Baseball fans outside of Seattle no doubt think Sexson did his job his first two seasons, until having a career-worst .205-average, 21-homer campaign in 2007.
That could not be further from the truth.
Yes, Sexson hit 39 homers in 2005, his first Mariner season, and clubbed another 34 the next year. Yes, Sexson finished in the Top-15 in AL MVP voting in '05. Then he followed that up by driving in over 100 runs and hitting above .260 for the second straight year.
Those, however, were not clutch seasons by any means.
In fact, in 2005, Sexson was hitting in the .220s in mid-May, as the Mariners slumped big-time out of the gate, losing 10 of 11 over one stretch during the month to fall out of the race early. By May 31, Seattle was already 9.5 games out.
On June 14, 2006, Sexson's batting average plummeted to an embarrassing .202. (Adrian Beltre, another prized signing in December, 2004, was hitting just .234 at that time, but that's another story.)
Thanks to Ichiro Suzuki, however, the M's were still in contention despite a sub-.500 record, only 4.5 out in the AL West.
A late-season surge helped Sexson finish at .264 in '06—he even teased everyone by bashing five homers and four doubles with a .382 average in the final nine games of the year—but the Mariners ended 15 games out.
So, those who don't live in Seattle and think Richie Sexson was unjustifiably booed don't know the whole story.
Last season was a total disaster, as his average was never higher than .231 after the first week of the season. He actually hit homers in the first two games of the year, as Seattle went 2-0.
Sexson posted five RBI in those two games.
And then the wheels simply fell off. It got so bad Sexson was hitting just .196 in early August, at a time when Seattle was 60-47 and only a half-game behind the Detroit Tigers for the Wild Card lead, and 2.5 games out of first in the West.
Had Sexson contributed, would the M's have run away with the division? (Yes, I know, Seattle actually led the Wild Card on August 24, a single game behind the Los Angeles Angels in the West, before a nine-game skid and 1-13 streak sunk the team, but still...)
Richie Sexson just didn't live up to expectations at all with the Mariners.
And now he's finally gone.
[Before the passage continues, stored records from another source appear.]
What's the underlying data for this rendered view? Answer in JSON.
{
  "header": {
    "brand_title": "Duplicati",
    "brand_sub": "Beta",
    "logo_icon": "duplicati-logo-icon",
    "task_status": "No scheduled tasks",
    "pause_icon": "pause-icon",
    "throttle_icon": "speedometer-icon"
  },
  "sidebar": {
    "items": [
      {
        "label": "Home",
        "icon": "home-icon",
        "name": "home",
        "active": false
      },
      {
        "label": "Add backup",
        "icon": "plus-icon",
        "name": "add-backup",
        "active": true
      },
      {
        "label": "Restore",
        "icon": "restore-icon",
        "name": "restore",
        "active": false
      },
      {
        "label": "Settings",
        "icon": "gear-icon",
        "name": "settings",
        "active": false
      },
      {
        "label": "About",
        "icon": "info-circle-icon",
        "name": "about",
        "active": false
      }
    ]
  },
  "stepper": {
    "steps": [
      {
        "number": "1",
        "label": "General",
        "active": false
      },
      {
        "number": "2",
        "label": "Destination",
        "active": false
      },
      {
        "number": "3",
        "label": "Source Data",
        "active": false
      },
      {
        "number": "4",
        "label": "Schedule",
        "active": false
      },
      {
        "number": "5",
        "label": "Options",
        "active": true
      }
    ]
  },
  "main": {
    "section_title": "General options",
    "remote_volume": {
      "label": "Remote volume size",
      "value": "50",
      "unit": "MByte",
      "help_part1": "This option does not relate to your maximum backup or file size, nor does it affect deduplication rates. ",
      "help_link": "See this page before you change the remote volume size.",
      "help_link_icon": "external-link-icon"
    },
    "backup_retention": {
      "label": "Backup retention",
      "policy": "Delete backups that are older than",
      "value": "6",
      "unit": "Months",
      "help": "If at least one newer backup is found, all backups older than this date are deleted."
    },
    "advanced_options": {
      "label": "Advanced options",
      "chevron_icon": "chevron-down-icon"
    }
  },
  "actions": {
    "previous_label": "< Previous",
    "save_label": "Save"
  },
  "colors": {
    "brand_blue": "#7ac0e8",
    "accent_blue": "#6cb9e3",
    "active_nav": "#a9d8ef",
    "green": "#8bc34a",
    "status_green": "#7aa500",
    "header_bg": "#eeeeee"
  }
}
With him goes a nearly tangible weight off the Mariners' roster, making it that much easier for the team to start fresh in the second half and maybe even get something positive together to carry over into next season.